John Keeley – To achieve a participatory society requires overcoming the institutions of capitalism, does this mean building the new institutions required now?
Overcoming capitalism, yes – but also racism, patriarchy, political authoritarianism, etc. And yes, building new institutions in the spaces we can navigate even in current society is certainly part of what it winning a new world requires and IOPS, for example, is very serious about the slogan plant the seeds of the future in the present. This is why IOPS itself, a new institution in the present, seeks to be classless, without political hierarchy, without racist and sexist hierarchy, and so on. It is why, not only in creating a revolutionary organization, but also in creating a production unit, a media operation, etc., or addressing those that the left already has, for that matter, IOPS members would typically argue for not incorporating (or retaining) or for at least steadily overcoming residues of past hierarchy producing structures – including, those that yield coordinator domination – which is an emphasis not so clearly prioritized by most other revolutionary agendas.

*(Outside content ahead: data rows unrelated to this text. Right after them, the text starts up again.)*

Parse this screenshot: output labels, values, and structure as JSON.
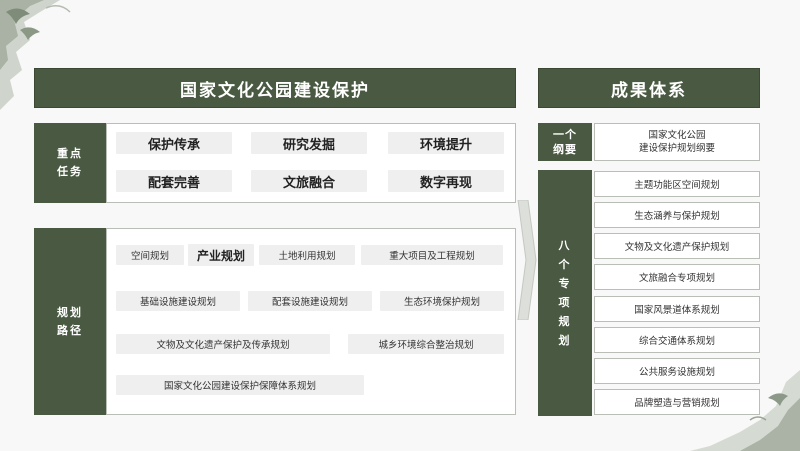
{
  "left_title": "国家文化公园建设保护",
  "right_title": "成果体系",
  "key_tasks": {
    "label": "重点\n任务",
    "items": [
      "保护传承",
      "研究发掘",
      "环境提升",
      "配套完善",
      "文旅融合",
      "数字再现"
    ]
  },
  "planning_paths": {
    "label": "规划\n路径",
    "items": [
      "空间规划",
      "产业规划",
      "土地利用规划",
      "重大项目及工程规划",
      "基础设施建设规划",
      "配套设施建设规划",
      "生态环境保护规划",
      "文物及文化遗产保护及传承规划",
      "城乡环境综合整治规划",
      "国家文化公园建设保护保障体系规划"
    ]
  },
  "outline": {
    "label": "一个\n纲要",
    "text": "国家文化公园\n建设保护规划纲要"
  },
  "special_plans": {
    "label": "八\n个\n专\n项\n规\n划",
    "items": [
      "主题功能区空间规划",
      "生态涵养与保护规划",
      "文物及文化遗产保护规划",
      "文旅融合专项规划",
      "国家风景道体系规划",
      "综合交通体系规划",
      "公共服务设施规划",
      "品牌塑造与营销规划"
    ]
  },
  "colors": {
    "primary": "#4a5a42",
    "chip": "#efefef",
    "border": "#b9beb6"
  }
}
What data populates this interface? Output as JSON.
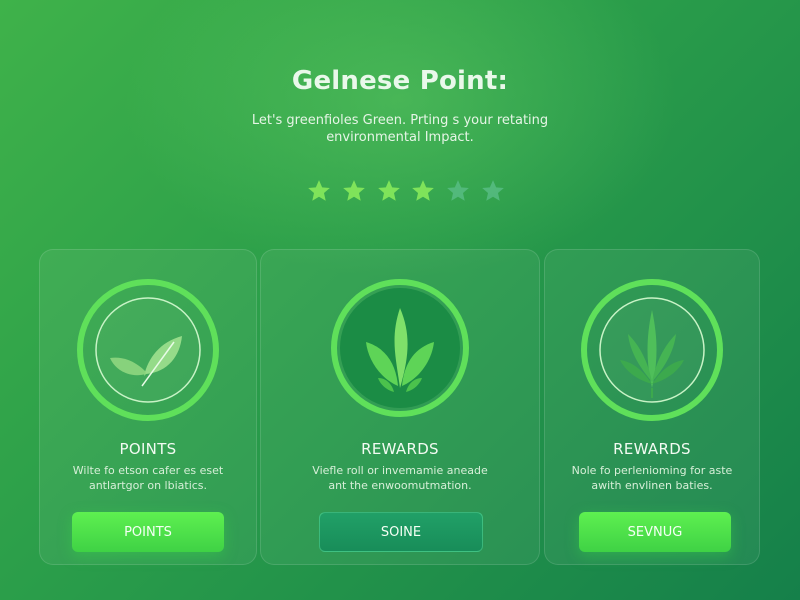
{
  "header": {
    "title": "Gelnese Point:",
    "subtitle_lines": [
      "Let's greenfioles Green. Prting s your retating",
      "environmental Impact."
    ]
  },
  "rating": {
    "value": 4,
    "max": 6
  },
  "colors": {
    "star_filled": "#7fe35a",
    "star_empty": "#5cc08a",
    "accent_bright": "#4fe24a",
    "accent_dark": "#1a9460"
  },
  "cards": [
    {
      "icon": "leaf-outline-icon",
      "title": "POINTS",
      "desc_lines": [
        "Wilte fo etson cafer es eset",
        "antlartgor on lbiatics."
      ],
      "button_label": "POINTS"
    },
    {
      "icon": "plant-sprout-icon",
      "title": "REWARDS",
      "desc_lines": [
        "Viefle roll or invemamie aneade",
        "ant the enwoomutmation."
      ],
      "button_label": "SOINE"
    },
    {
      "icon": "cannabis-leaf-icon",
      "title": "REWARDS",
      "desc_lines": [
        "Nole fo perlenioming for aste",
        "awith envlinen baties."
      ],
      "button_label": "SEVNUG"
    }
  ]
}
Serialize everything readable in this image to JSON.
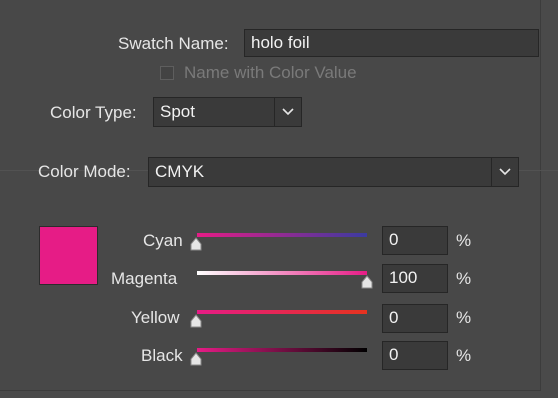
{
  "swatch_name": {
    "label": "Swatch Name:",
    "value": "holo foil"
  },
  "name_with_color_value": {
    "label": "Name with Color Value",
    "checked": false
  },
  "color_type": {
    "label": "Color Type:",
    "value": "Spot"
  },
  "color_mode": {
    "label": "Color Mode:",
    "value": "CMYK"
  },
  "swatch_color": "#e61c86",
  "channels": [
    {
      "label": "Cyan",
      "value": "0",
      "unit": "%",
      "gradient": [
        "#e61c86",
        "#3b3ba0"
      ]
    },
    {
      "label": "Magenta",
      "value": "100",
      "unit": "%",
      "gradient": [
        "#ffffff",
        "#e61c86"
      ]
    },
    {
      "label": "Yellow",
      "value": "0",
      "unit": "%",
      "gradient": [
        "#e61c86",
        "#e6331f"
      ]
    },
    {
      "label": "Black",
      "value": "0",
      "unit": "%",
      "gradient": [
        "#e61c86",
        "#000000"
      ]
    }
  ],
  "icons": {
    "dropdown": "chevron-down-icon",
    "slider_thumb": "triangle-up-icon"
  }
}
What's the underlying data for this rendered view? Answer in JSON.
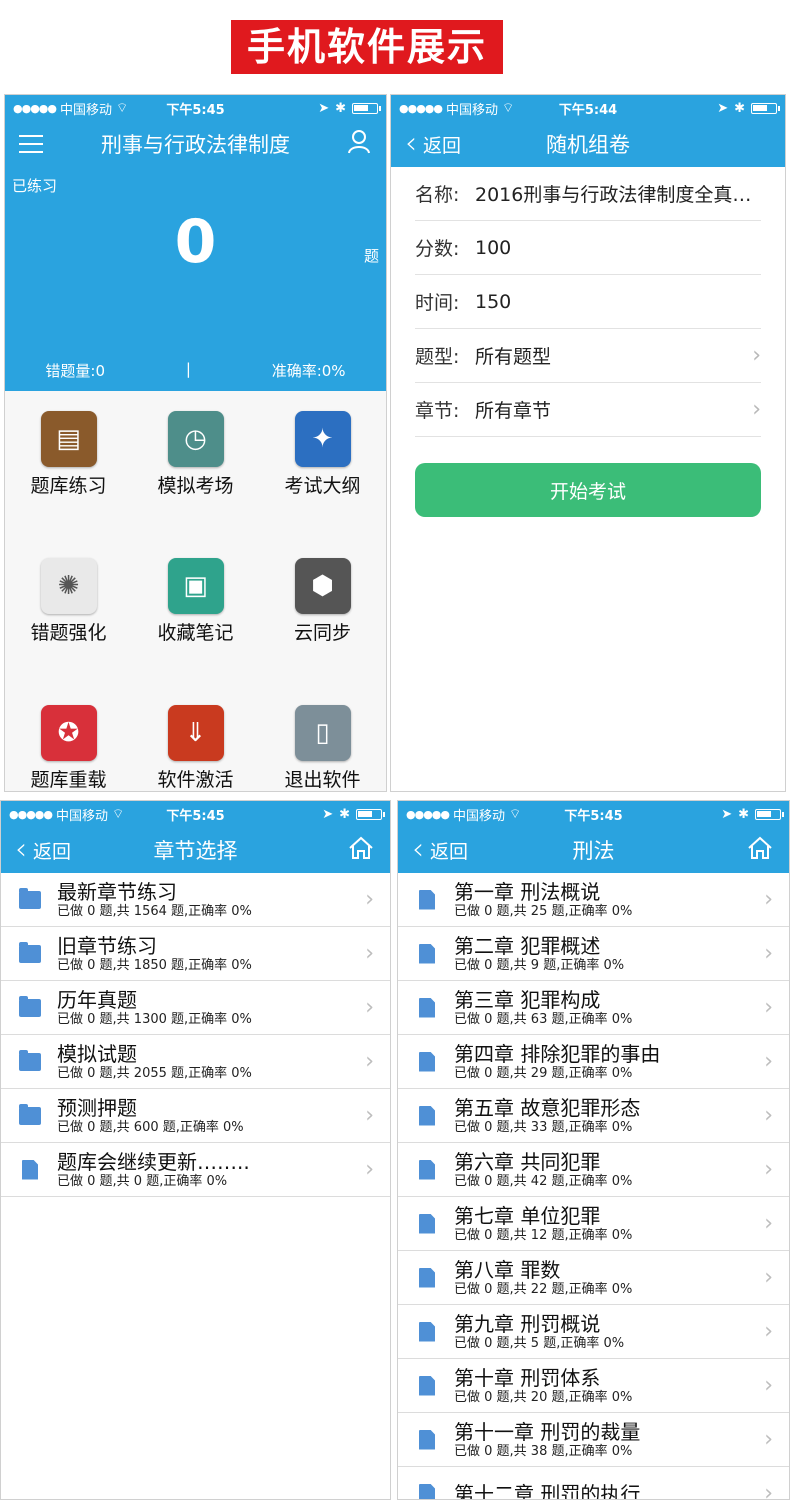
{
  "banner": "手机软件展示",
  "status": {
    "carrier": "中国移动",
    "time_a": "下午5:45",
    "time_b": "下午5:44"
  },
  "p1": {
    "title": "刑事与行政法律制度",
    "practiced_label": "已练习",
    "practiced_count": "0",
    "unit": "题",
    "wrong": "错题量:0",
    "divider": "|",
    "accuracy": "准确率:0%",
    "tiles": [
      {
        "label": "题库练习",
        "icon": "book-icon",
        "color": "#8a5a2b"
      },
      {
        "label": "模拟考场",
        "icon": "clock-icon",
        "color": "#4e8e8a"
      },
      {
        "label": "考试大纲",
        "icon": "compass-icon",
        "color": "#2c6fc1"
      },
      {
        "label": "错题强化",
        "icon": "sun-icon",
        "color": "#e9e9e9"
      },
      {
        "label": "收藏笔记",
        "icon": "note-icon",
        "color": "#2fa38c"
      },
      {
        "label": "云同步",
        "icon": "cubes-icon",
        "color": "#555555"
      },
      {
        "label": "题库重载",
        "icon": "reload-icon",
        "color": "#d8303a"
      },
      {
        "label": "软件激活",
        "icon": "activate-icon",
        "color": "#c93a1f"
      },
      {
        "label": "退出软件",
        "icon": "phone-icon",
        "color": "#7d8f99"
      }
    ]
  },
  "p2": {
    "back": "返回",
    "title": "随机组卷",
    "fields": [
      {
        "key": "名称:",
        "value": "2016刑事与行政法律制度全真…",
        "arrow": ""
      },
      {
        "key": "分数:",
        "value": "100",
        "arrow": ""
      },
      {
        "key": "时间:",
        "value": "150",
        "arrow": ""
      },
      {
        "key": "题型:",
        "value": "所有题型",
        "arrow": "›"
      },
      {
        "key": "章节:",
        "value": "所有章节",
        "arrow": "›"
      }
    ],
    "start": "开始考试"
  },
  "p3": {
    "back": "返回",
    "title": "章节选择",
    "items": [
      {
        "title": "最新章节练习",
        "sub": "已做 0 题,共 1564 题,正确率 0%",
        "icon": "folder-icon"
      },
      {
        "title": "旧章节练习",
        "sub": "已做 0 题,共 1850 题,正确率 0%",
        "icon": "folder-icon"
      },
      {
        "title": "历年真题",
        "sub": "已做 0 题,共 1300 题,正确率 0%",
        "icon": "folder-icon"
      },
      {
        "title": "模拟试题",
        "sub": "已做 0 题,共 2055 题,正确率 0%",
        "icon": "folder-icon"
      },
      {
        "title": "预测押题",
        "sub": "已做 0 题,共 600 题,正确率 0%",
        "icon": "folder-icon"
      },
      {
        "title": "题库会继续更新……..",
        "sub": "已做 0 题,共 0 题,正确率 0%",
        "icon": "doc-icon"
      }
    ]
  },
  "p4": {
    "back": "返回",
    "title": "刑法",
    "items": [
      {
        "title": "第一章 刑法概说",
        "sub": "已做 0 题,共 25 题,正确率 0%"
      },
      {
        "title": "第二章 犯罪概述",
        "sub": "已做 0 题,共 9 题,正确率 0%"
      },
      {
        "title": "第三章 犯罪构成",
        "sub": "已做 0 题,共 63 题,正确率 0%"
      },
      {
        "title": "第四章 排除犯罪的事由",
        "sub": "已做 0 题,共 29 题,正确率 0%"
      },
      {
        "title": "第五章 故意犯罪形态",
        "sub": "已做 0 题,共 33 题,正确率 0%"
      },
      {
        "title": "第六章 共同犯罪",
        "sub": "已做 0 题,共 42 题,正确率 0%"
      },
      {
        "title": "第七章 单位犯罪",
        "sub": "已做 0 题,共 12 题,正确率 0%"
      },
      {
        "title": "第八章 罪数",
        "sub": "已做 0 题,共 22 题,正确率 0%"
      },
      {
        "title": "第九章 刑罚概说",
        "sub": "已做 0 题,共 5 题,正确率 0%"
      },
      {
        "title": "第十章 刑罚体系",
        "sub": "已做 0 题,共 20 题,正确率 0%"
      },
      {
        "title": "第十一章 刑罚的裁量",
        "sub": "已做 0 题,共 38 题,正确率 0%"
      },
      {
        "title": "第十二章 刑罚的执行",
        "sub": ""
      }
    ]
  },
  "colors": {
    "nav_blue": "#2aa3df",
    "start_green": "#3bbd78",
    "banner_red": "#e0191e"
  }
}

But I would like to also note that for IOPS members getting beyond capitalism to classlessness isn’t just about building the new classless institutions now – at least in the sense of starting from scratch outside existing structures and creating new and separate ones of our own. I have certainly done that, And I believe that that is important to do, to provide models that inspire and from which we can learn more about our aims and also meet various current needs. But people also work in existing institutions, live in them, study in them, celebrate in them, vote in them. So a second part of the project we face, that is easily as important as building new institutions with features that we desire, is to wage campaigns and struggles inside existing institutions to win changes that meet needs and that also create conditions for winning still more changes, all the while increasing consciousness of injustices and especially of positive alternatives, while also growing movement membership and effectiveness.